Records from a data collection:
>>
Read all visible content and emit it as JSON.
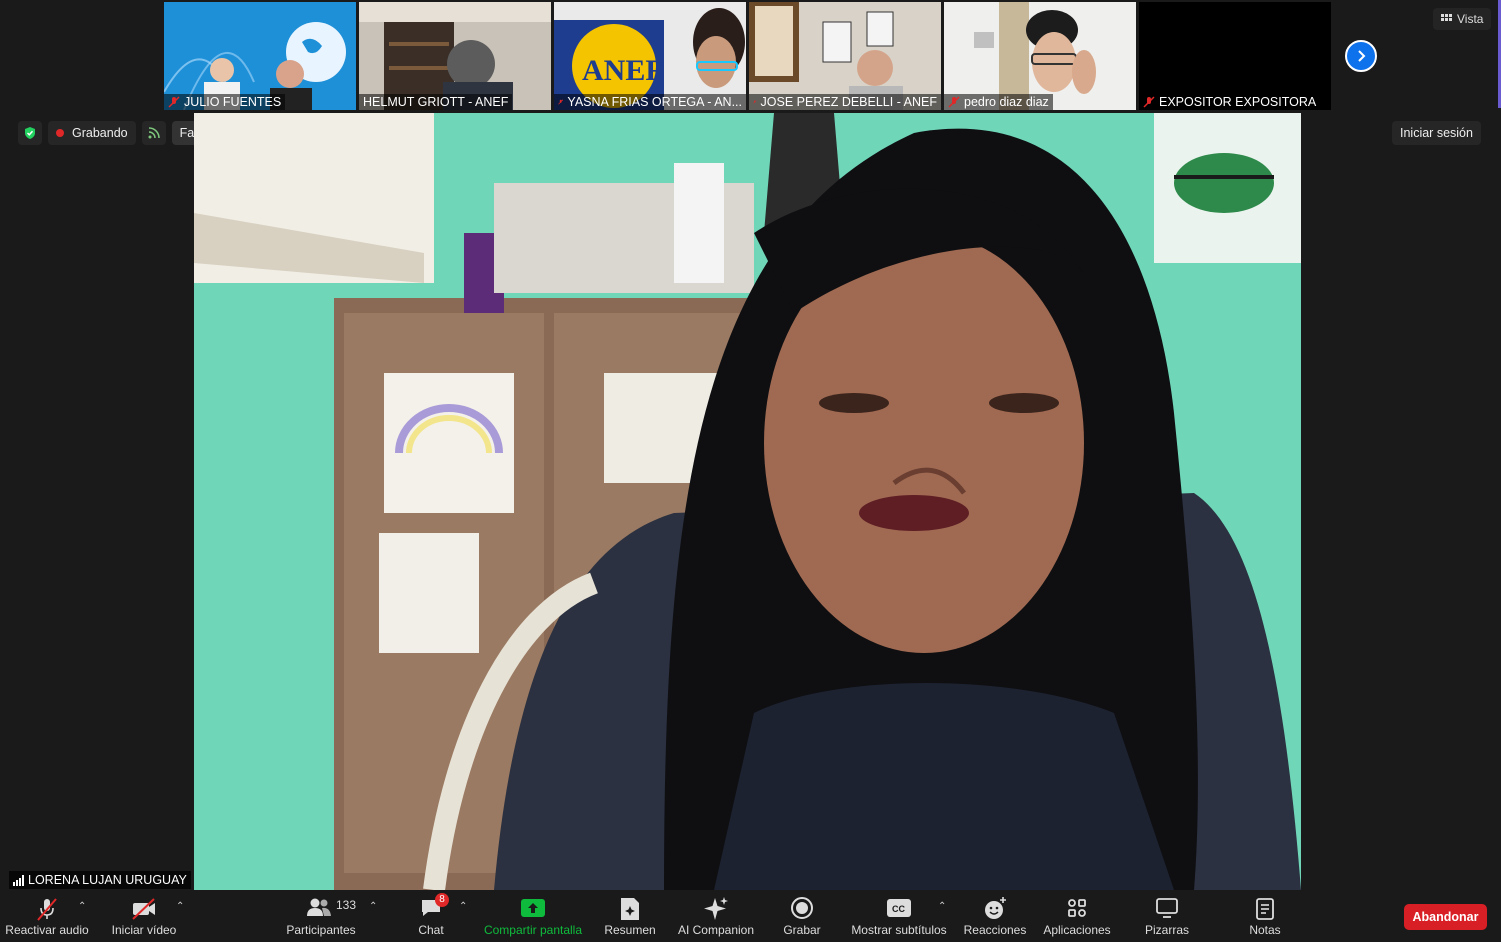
{
  "thumbnails": [
    {
      "name": "JULIO FUENTES"
    },
    {
      "name": "HELMUT GRIOTT - ANEF"
    },
    {
      "name": "YASNA FRIAS ORTEGA - AN..."
    },
    {
      "name": "JOSE PEREZ DEBELLI - ANEF"
    },
    {
      "name": "pedro diaz diaz"
    },
    {
      "name": "EXPOSITOR EXPOSITORA"
    }
  ],
  "view_button": "Vista",
  "top_bar": {
    "recording": "Grabando",
    "stream": "Facebook",
    "sign_in": "Iniciar sesión"
  },
  "speaker": {
    "name": "LORENA LUJAN URUGUAY"
  },
  "toolbar": {
    "unmute": "Reactivar audio",
    "start_video": "Iniciar vídeo",
    "participants": "Participantes",
    "participants_count": "133",
    "chat": "Chat",
    "chat_badge": "8",
    "share": "Compartir pantalla",
    "summary": "Resumen",
    "ai": "AI Companion",
    "record": "Grabar",
    "captions": "Mostrar subtítulos",
    "reactions": "Reacciones",
    "apps": "Aplicaciones",
    "whiteboards": "Pizarras",
    "notes": "Notas",
    "leave": "Abandonar"
  },
  "colors": {
    "accent_blue": "#0e72ed",
    "share_green": "#0fbb3c",
    "leave_red": "#d91f26",
    "wall_green": "#6fd6b8",
    "mic_off_red": "#e02828"
  }
}
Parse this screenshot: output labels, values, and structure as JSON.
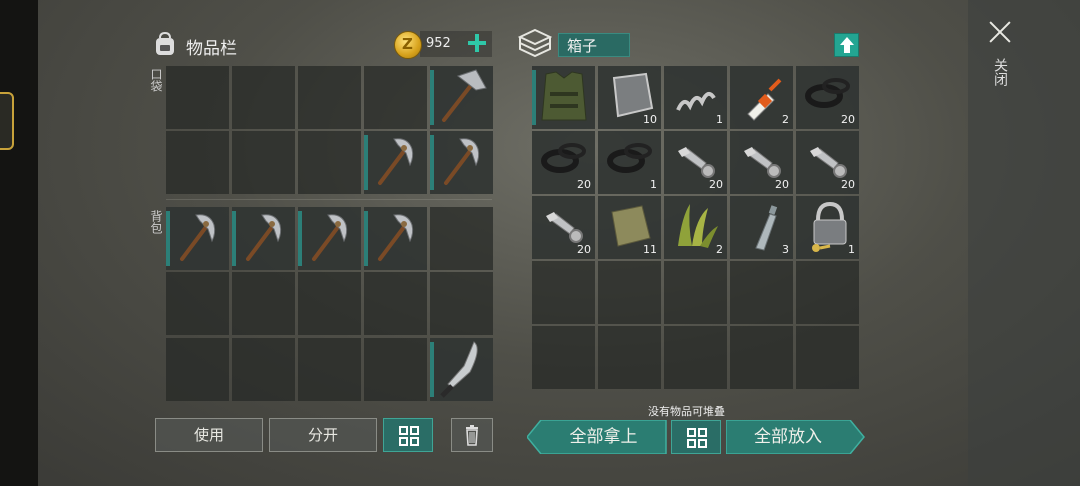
{
  "inventory": {
    "title": "物品栏",
    "coins": "952",
    "pocket_label": "口袋",
    "backpack_label": "背包"
  },
  "container": {
    "name": "箱子",
    "status": "没有物品可堆叠"
  },
  "close_label": "关闭",
  "buttons": {
    "use": "使用",
    "split": "分开",
    "take_all": "全部拿上",
    "put_all": "全部放入"
  },
  "left_slots": [
    {
      "item": "",
      "qty": ""
    },
    {
      "item": "",
      "qty": ""
    },
    {
      "item": "",
      "qty": ""
    },
    {
      "item": "",
      "qty": ""
    },
    {
      "item": "hammer",
      "qty": ""
    },
    {
      "item": "",
      "qty": ""
    },
    {
      "item": "",
      "qty": ""
    },
    {
      "item": "",
      "qty": ""
    },
    {
      "item": "pickaxe",
      "qty": ""
    },
    {
      "item": "pickaxe",
      "qty": ""
    },
    {
      "item": "pickaxe",
      "qty": ""
    },
    {
      "item": "pickaxe",
      "qty": ""
    },
    {
      "item": "pickaxe",
      "qty": ""
    },
    {
      "item": "pickaxe",
      "qty": ""
    },
    {
      "item": "",
      "qty": ""
    },
    {
      "item": "",
      "qty": ""
    },
    {
      "item": "",
      "qty": ""
    },
    {
      "item": "",
      "qty": ""
    },
    {
      "item": "",
      "qty": ""
    },
    {
      "item": "",
      "qty": ""
    },
    {
      "item": "",
      "qty": ""
    },
    {
      "item": "",
      "qty": ""
    },
    {
      "item": "",
      "qty": ""
    },
    {
      "item": "",
      "qty": ""
    },
    {
      "item": "machete",
      "qty": ""
    }
  ],
  "right_slots": [
    {
      "item": "vest",
      "qty": ""
    },
    {
      "item": "metal-plate",
      "qty": "10"
    },
    {
      "item": "spring",
      "qty": "1"
    },
    {
      "item": "glue",
      "qty": "2"
    },
    {
      "item": "rubber-ring",
      "qty": "20"
    },
    {
      "item": "rubber-ring",
      "qty": "20"
    },
    {
      "item": "rubber-ring",
      "qty": "1"
    },
    {
      "item": "bolt",
      "qty": "20"
    },
    {
      "item": "bolt",
      "qty": "20"
    },
    {
      "item": "bolt",
      "qty": "20"
    },
    {
      "item": "bolt",
      "qty": "20"
    },
    {
      "item": "cloth",
      "qty": "11"
    },
    {
      "item": "plant-fiber",
      "qty": "2"
    },
    {
      "item": "bottle",
      "qty": "3"
    },
    {
      "item": "padlock",
      "qty": "1"
    },
    {
      "item": "",
      "qty": ""
    },
    {
      "item": "",
      "qty": ""
    },
    {
      "item": "",
      "qty": ""
    },
    {
      "item": "",
      "qty": ""
    },
    {
      "item": "",
      "qty": ""
    },
    {
      "item": "",
      "qty": ""
    },
    {
      "item": "",
      "qty": ""
    },
    {
      "item": "",
      "qty": ""
    },
    {
      "item": "",
      "qty": ""
    },
    {
      "item": "",
      "qty": ""
    }
  ]
}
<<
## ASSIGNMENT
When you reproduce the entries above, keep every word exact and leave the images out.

## SOLUTION TO THE EXERCISE
Read all visible content and emit it as JSON.
{
  "thumbnails": [
    {
      "name": "JULIO FUENTES"
    },
    {
      "name": "HELMUT GRIOTT - ANEF"
    },
    {
      "name": "YASNA FRIAS ORTEGA - AN..."
    },
    {
      "name": "JOSE PEREZ DEBELLI - ANEF"
    },
    {
      "name": "pedro diaz diaz"
    },
    {
      "name": "EXPOSITOR EXPOSITORA"
    }
  ],
  "view_button": "Vista",
  "top_bar": {
    "recording": "Grabando",
    "stream": "Facebook",
    "sign_in": "Iniciar sesión"
  },
  "speaker": {
    "name": "LORENA LUJAN URUGUAY"
  },
  "toolbar": {
    "unmute": "Reactivar audio",
    "start_video": "Iniciar vídeo",
    "participants": "Participantes",
    "participants_count": "133",
    "chat": "Chat",
    "chat_badge": "8",
    "share": "Compartir pantalla",
    "summary": "Resumen",
    "ai": "AI Companion",
    "record": "Grabar",
    "captions": "Mostrar subtítulos",
    "reactions": "Reacciones",
    "apps": "Aplicaciones",
    "whiteboards": "Pizarras",
    "notes": "Notas",
    "leave": "Abandonar"
  },
  "colors": {
    "accent_blue": "#0e72ed",
    "share_green": "#0fbb3c",
    "leave_red": "#d91f26",
    "wall_green": "#6fd6b8",
    "mic_off_red": "#e02828"
  }
}
Parse this screenshot: output labels, values, and structure as JSON.
{
  "inventory": {
    "title": "物品栏",
    "coins": "952",
    "pocket_label": "口袋",
    "backpack_label": "背包"
  },
  "container": {
    "name": "箱子",
    "status": "没有物品可堆叠"
  },
  "close_label": "关闭",
  "buttons": {
    "use": "使用",
    "split": "分开",
    "take_all": "全部拿上",
    "put_all": "全部放入"
  },
  "left_slots": [
    {
      "item": "",
      "qty": ""
    },
    {
      "item": "",
      "qty": ""
    },
    {
      "item": "",
      "qty": ""
    },
    {
      "item": "",
      "qty": ""
    },
    {
      "item": "hammer",
      "qty": ""
    },
    {
      "item": "",
      "qty": ""
    },
    {
      "item": "",
      "qty": ""
    },
    {
      "item": "",
      "qty": ""
    },
    {
      "item": "pickaxe",
      "qty": ""
    },
    {
      "item": "pickaxe",
      "qty": ""
    },
    {
      "item": "pickaxe",
      "qty": ""
    },
    {
      "item": "pickaxe",
      "qty": ""
    },
    {
      "item": "pickaxe",
      "qty": ""
    },
    {
      "item": "pickaxe",
      "qty": ""
    },
    {
      "item": "",
      "qty": ""
    },
    {
      "item": "",
      "qty": ""
    },
    {
      "item": "",
      "qty": ""
    },
    {
      "item": "",
      "qty": ""
    },
    {
      "item": "",
      "qty": ""
    },
    {
      "item": "",
      "qty": ""
    },
    {
      "item": "",
      "qty": ""
    },
    {
      "item": "",
      "qty": ""
    },
    {
      "item": "",
      "qty": ""
    },
    {
      "item": "",
      "qty": ""
    },
    {
      "item": "machete",
      "qty": ""
    }
  ],
  "right_slots": [
    {
      "item": "vest",
      "qty": ""
    },
    {
      "item": "metal-plate",
      "qty": "10"
    },
    {
      "item": "spring",
      "qty": "1"
    },
    {
      "item": "glue",
      "qty": "2"
    },
    {
      "item": "rubber-ring",
      "qty": "20"
    },
    {
      "item": "rubber-ring",
      "qty": "20"
    },
    {
      "item": "rubber-ring",
      "qty": "1"
    },
    {
      "item": "bolt",
      "qty": "20"
    },
    {
      "item": "bolt",
      "qty": "20"
    },
    {
      "item": "bolt",
      "qty": "20"
    },
    {
      "item": "bolt",
      "qty": "20"
    },
    {
      "item": "cloth",
      "qty": "11"
    },
    {
      "item": "plant-fiber",
      "qty": "2"
    },
    {
      "item": "bottle",
      "qty": "3"
    },
    {
      "item": "padlock",
      "qty": "1"
    },
    {
      "item": "",
      "qty": ""
    },
    {
      "item": "",
      "qty": ""
    },
    {
      "item": "",
      "qty": ""
    },
    {
      "item": "",
      "qty": ""
    },
    {
      "item": "",
      "qty": ""
    },
    {
      "item": "",
      "qty": ""
    },
    {
      "item": "",
      "qty": ""
    },
    {
      "item": "",
      "qty": ""
    },
    {
      "item": "",
      "qty": ""
    },
    {
      "item": "",
      "qty": ""
    }
  ]
}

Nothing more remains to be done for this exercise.